I scrubbed down the apartment when I was done. Midafternoon, Kroger. I loaded mousetraps and an early edition of the Sunday paper into the cart so that, respectively, I could stalk stray rodents and look over the classifieds. I wanted the perfect Sunday morning breakfast morsel. Pondering the merits of Lucky Charms vs. Eggo waffles, my concentration lapsed and I cruised the aisles on autopilot.
I froze when I realized where I was. I’d turned down the aisle to my old stomping grounds, and I was trapped, adrift in a gleaming river of coaxing libations. My eyes focused on a 1.5 liter Zinfandel. Dark, plummy undertones beckoned below a layer of green glass. My mouth filled with saliva, pooling under my tongue like I was one of Pavlov’s dogs.
I swallowed and spun the cart around with military precision. Then I ran. I ran, and I speed-walked through the store in alternating bursts. Most people averted their gaze as I passed. The running, the tears, the speed-walking, the tears, the running. Take your pick. Any of it could have put their city-dwelling isolationist instincts on alert. But halfway down the soup and pasta aisle, a sixty-ish lady in an ankle-length red velour robe and leopard-print heels stared at me in disgust. Like I was some shameful oddity. Like there wasn’t plenty of crazy to choose from on that aisle. I kept going, a study in rolling commotion.
I slowed to a pure walk as I reached a checkout lane.
The clerk and the security guard had been watching my approach and stood side by side. “You in a hurry?” the guard said. “You can’t run in here, makin’ trouble.”

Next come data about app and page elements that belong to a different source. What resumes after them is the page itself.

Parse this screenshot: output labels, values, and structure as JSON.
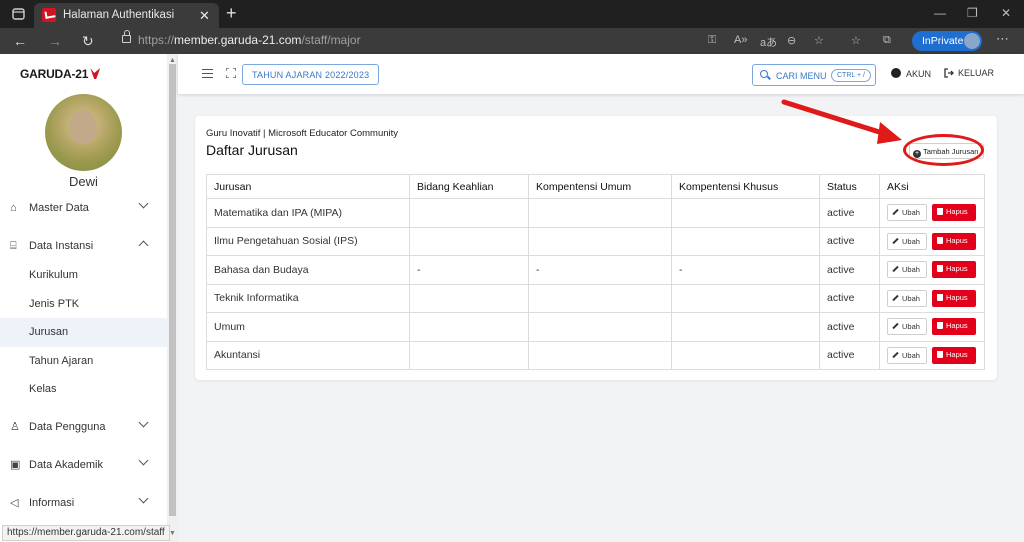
{
  "browser": {
    "tab_title": "Halaman Authentikasi",
    "url_prefix": "https://",
    "url_host": "member.garuda-21.com",
    "url_path": "/staff/major",
    "inprivate_label": "InPrivate",
    "status_url": "https://member.garuda-21.com/staff"
  },
  "sidebar": {
    "brand": "GARUDA-21",
    "username": "Dewi",
    "menu": [
      {
        "label": "Master Data",
        "icon": "home-icon",
        "expanded": false
      },
      {
        "label": "Data Instansi",
        "icon": "institution-icon",
        "expanded": true,
        "children": [
          {
            "label": "Kurikulum",
            "active": false
          },
          {
            "label": "Jenis PTK",
            "active": false
          },
          {
            "label": "Jurusan",
            "active": true
          },
          {
            "label": "Tahun Ajaran",
            "active": false
          },
          {
            "label": "Kelas",
            "active": false
          }
        ]
      },
      {
        "label": "Data Pengguna",
        "icon": "user-icon",
        "expanded": false
      },
      {
        "label": "Data Akademik",
        "icon": "book-icon",
        "expanded": false
      },
      {
        "label": "Informasi",
        "icon": "megaphone-icon",
        "expanded": false
      }
    ]
  },
  "topbar": {
    "year_button": "TAHUN AJARAN 2022/2023",
    "search_label": "CARI MENU",
    "search_shortcut": "CTRL + /",
    "account_label": "AKUN",
    "logout_label": "KELUAR"
  },
  "card": {
    "subtitle": "Guru Inovatif | Microsoft Educator Community",
    "title": "Daftar Jurusan",
    "add_button": "Tambah Jurusan"
  },
  "table": {
    "columns": [
      "Jurusan",
      "Bidang Keahlian",
      "Kompentensi Umum",
      "Kompentensi Khusus",
      "Status",
      "AKsi"
    ],
    "rows": [
      {
        "jurusan": "Matematika dan IPA (MIPA)",
        "bidang": "",
        "umum": "",
        "khusus": "",
        "status": "active"
      },
      {
        "jurusan": "Ilmu Pengetahuan Sosial (IPS)",
        "bidang": "",
        "umum": "",
        "khusus": "",
        "status": "active"
      },
      {
        "jurusan": "Bahasa dan Budaya",
        "bidang": "-",
        "umum": "-",
        "khusus": "-",
        "status": "active"
      },
      {
        "jurusan": "Teknik Informatika",
        "bidang": "",
        "umum": "",
        "khusus": "",
        "status": "active"
      },
      {
        "jurusan": "Umum",
        "bidang": "",
        "umum": "",
        "khusus": "",
        "status": "active"
      },
      {
        "jurusan": "Akuntansi",
        "bidang": "",
        "umum": "",
        "khusus": "",
        "status": "active"
      }
    ],
    "edit_label": "Ubah",
    "delete_label": "Hapus"
  },
  "colors": {
    "accent_blue": "#3a77c8",
    "danger_red": "#e3001b",
    "annotation_red": "#e01919",
    "inprivate_blue": "#1f6fd1"
  }
}
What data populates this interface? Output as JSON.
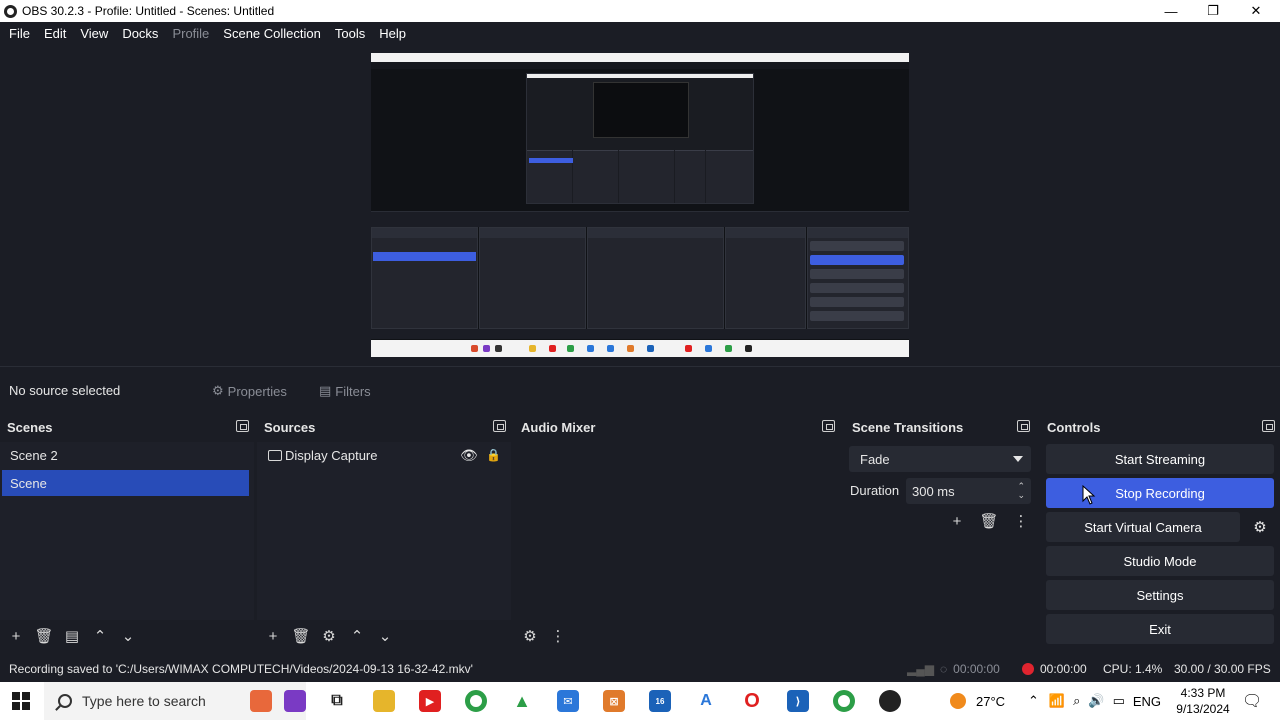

I wiped my cheeks with one hand and began unloading the cart with the other.
“I’m good.” I flashed him a smile. “No more trouble.”